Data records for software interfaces
---

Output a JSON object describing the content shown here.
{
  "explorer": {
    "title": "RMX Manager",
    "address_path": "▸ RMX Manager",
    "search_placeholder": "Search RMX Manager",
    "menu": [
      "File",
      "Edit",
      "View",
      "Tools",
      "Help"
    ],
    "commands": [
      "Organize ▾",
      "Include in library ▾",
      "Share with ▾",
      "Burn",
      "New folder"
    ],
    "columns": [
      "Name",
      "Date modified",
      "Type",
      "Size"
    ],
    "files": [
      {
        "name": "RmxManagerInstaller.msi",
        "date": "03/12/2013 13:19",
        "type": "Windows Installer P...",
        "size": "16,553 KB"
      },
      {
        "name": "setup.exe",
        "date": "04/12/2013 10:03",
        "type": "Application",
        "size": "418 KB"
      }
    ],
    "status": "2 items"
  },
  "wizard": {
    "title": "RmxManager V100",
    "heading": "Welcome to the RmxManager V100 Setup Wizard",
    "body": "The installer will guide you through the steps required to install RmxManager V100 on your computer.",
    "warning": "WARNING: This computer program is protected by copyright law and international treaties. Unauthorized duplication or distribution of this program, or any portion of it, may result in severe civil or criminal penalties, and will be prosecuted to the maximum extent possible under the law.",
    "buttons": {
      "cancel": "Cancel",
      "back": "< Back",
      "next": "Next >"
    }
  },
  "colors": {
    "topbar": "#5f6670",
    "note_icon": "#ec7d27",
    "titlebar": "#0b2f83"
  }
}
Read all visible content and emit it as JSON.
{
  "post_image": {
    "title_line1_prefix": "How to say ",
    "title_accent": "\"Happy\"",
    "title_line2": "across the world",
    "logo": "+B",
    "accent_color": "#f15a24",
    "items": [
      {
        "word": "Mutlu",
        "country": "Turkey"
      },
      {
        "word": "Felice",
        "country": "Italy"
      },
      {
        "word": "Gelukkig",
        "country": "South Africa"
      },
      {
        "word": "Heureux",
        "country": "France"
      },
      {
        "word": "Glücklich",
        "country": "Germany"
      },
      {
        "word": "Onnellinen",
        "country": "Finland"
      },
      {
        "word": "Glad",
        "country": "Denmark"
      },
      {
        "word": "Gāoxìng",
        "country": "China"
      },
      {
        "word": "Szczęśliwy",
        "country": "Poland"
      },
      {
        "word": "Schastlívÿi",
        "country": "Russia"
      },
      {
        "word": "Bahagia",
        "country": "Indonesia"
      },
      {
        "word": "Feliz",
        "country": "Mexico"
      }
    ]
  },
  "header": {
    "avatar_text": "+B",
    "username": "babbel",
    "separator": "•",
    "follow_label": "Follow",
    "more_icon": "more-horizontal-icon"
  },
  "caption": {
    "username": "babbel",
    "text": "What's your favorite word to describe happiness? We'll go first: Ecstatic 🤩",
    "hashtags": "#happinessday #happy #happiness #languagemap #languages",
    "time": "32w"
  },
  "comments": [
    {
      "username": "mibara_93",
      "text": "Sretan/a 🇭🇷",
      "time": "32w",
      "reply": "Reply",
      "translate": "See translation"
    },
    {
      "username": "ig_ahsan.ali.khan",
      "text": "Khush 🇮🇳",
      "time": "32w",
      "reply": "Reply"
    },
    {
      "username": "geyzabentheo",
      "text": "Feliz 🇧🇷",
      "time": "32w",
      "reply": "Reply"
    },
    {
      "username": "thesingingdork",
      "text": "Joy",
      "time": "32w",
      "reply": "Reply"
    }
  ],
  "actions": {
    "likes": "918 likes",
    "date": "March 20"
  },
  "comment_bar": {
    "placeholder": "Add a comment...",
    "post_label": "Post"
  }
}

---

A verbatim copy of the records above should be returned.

» Answer for this exercise
Output a JSON object describing the content shown here.
{
  "explorer": {
    "title": "RMX Manager",
    "address_path": "▸ RMX Manager",
    "search_placeholder": "Search RMX Manager",
    "menu": [
      "File",
      "Edit",
      "View",
      "Tools",
      "Help"
    ],
    "commands": [
      "Organize ▾",
      "Include in library ▾",
      "Share with ▾",
      "Burn",
      "New folder"
    ],
    "columns": [
      "Name",
      "Date modified",
      "Type",
      "Size"
    ],
    "files": [
      {
        "name": "RmxManagerInstaller.msi",
        "date": "03/12/2013 13:19",
        "type": "Windows Installer P...",
        "size": "16,553 KB"
      },
      {
        "name": "setup.exe",
        "date": "04/12/2013 10:03",
        "type": "Application",
        "size": "418 KB"
      }
    ],
    "status": "2 items"
  },
  "wizard": {
    "title": "RmxManager V100",
    "heading": "Welcome to the RmxManager V100 Setup Wizard",
    "body": "The installer will guide you through the steps required to install RmxManager V100 on your computer.",
    "warning": "WARNING: This computer program is protected by copyright law and international treaties. Unauthorized duplication or distribution of this program, or any portion of it, may result in severe civil or criminal penalties, and will be prosecuted to the maximum extent possible under the law.",
    "buttons": {
      "cancel": "Cancel",
      "back": "< Back",
      "next": "Next >"
    }
  },
  "colors": {
    "topbar": "#5f6670",
    "note_icon": "#ec7d27",
    "titlebar": "#0b2f83"
  }
}
Read all visible content and emit it as JSON.
{
  "post_image": {
    "title_line1_prefix": "How to say ",
    "title_accent": "\"Happy\"",
    "title_line2": "across the world",
    "logo": "+B",
    "accent_color": "#f15a24",
    "items": [
      {
        "word": "Mutlu",
        "country": "Turkey"
      },
      {
        "word": "Felice",
        "country": "Italy"
      },
      {
        "word": "Gelukkig",
        "country": "South Africa"
      },
      {
        "word": "Heureux",
        "country": "France"
      },
      {
        "word": "Glücklich",
        "country": "Germany"
      },
      {
        "word": "Onnellinen",
        "country": "Finland"
      },
      {
        "word": "Glad",
        "country": "Denmark"
      },
      {
        "word": "Gāoxìng",
        "country": "China"
      },
      {
        "word": "Szczęśliwy",
        "country": "Poland"
      },
      {
        "word": "Schastlívÿi",
        "country": "Russia"
      },
      {
        "word": "Bahagia",
        "country": "Indonesia"
      },
      {
        "word": "Feliz",
        "country": "Mexico"
      }
    ]
  },
  "header": {
    "avatar_text": "+B",
    "username": "babbel",
    "separator": "•",
    "follow_label": "Follow",
    "more_icon": "more-horizontal-icon"
  },
  "caption": {
    "username": "babbel",
    "text": "What's your favorite word to describe happiness? We'll go first: Ecstatic 🤩",
    "hashtags": "#happinessday #happy #happiness #languagemap #languages",
    "time": "32w"
  },
  "comments": [
    {
      "username": "mibara_93",
      "text": "Sretan/a 🇭🇷",
      "time": "32w",
      "reply": "Reply",
      "translate": "See translation"
    },
    {
      "username": "ig_ahsan.ali.khan",
      "text": "Khush 🇮🇳",
      "time": "32w",
      "reply": "Reply"
    },
    {
      "username": "geyzabentheo",
      "text": "Feliz 🇧🇷",
      "time": "32w",
      "reply": "Reply"
    },
    {
      "username": "thesingingdork",
      "text": "Joy",
      "time": "32w",
      "reply": "Reply"
    }
  ],
  "actions": {
    "likes": "918 likes",
    "date": "March 20"
  },
  "comment_bar": {
    "placeholder": "Add a comment...",
    "post_label": "Post"
  }
}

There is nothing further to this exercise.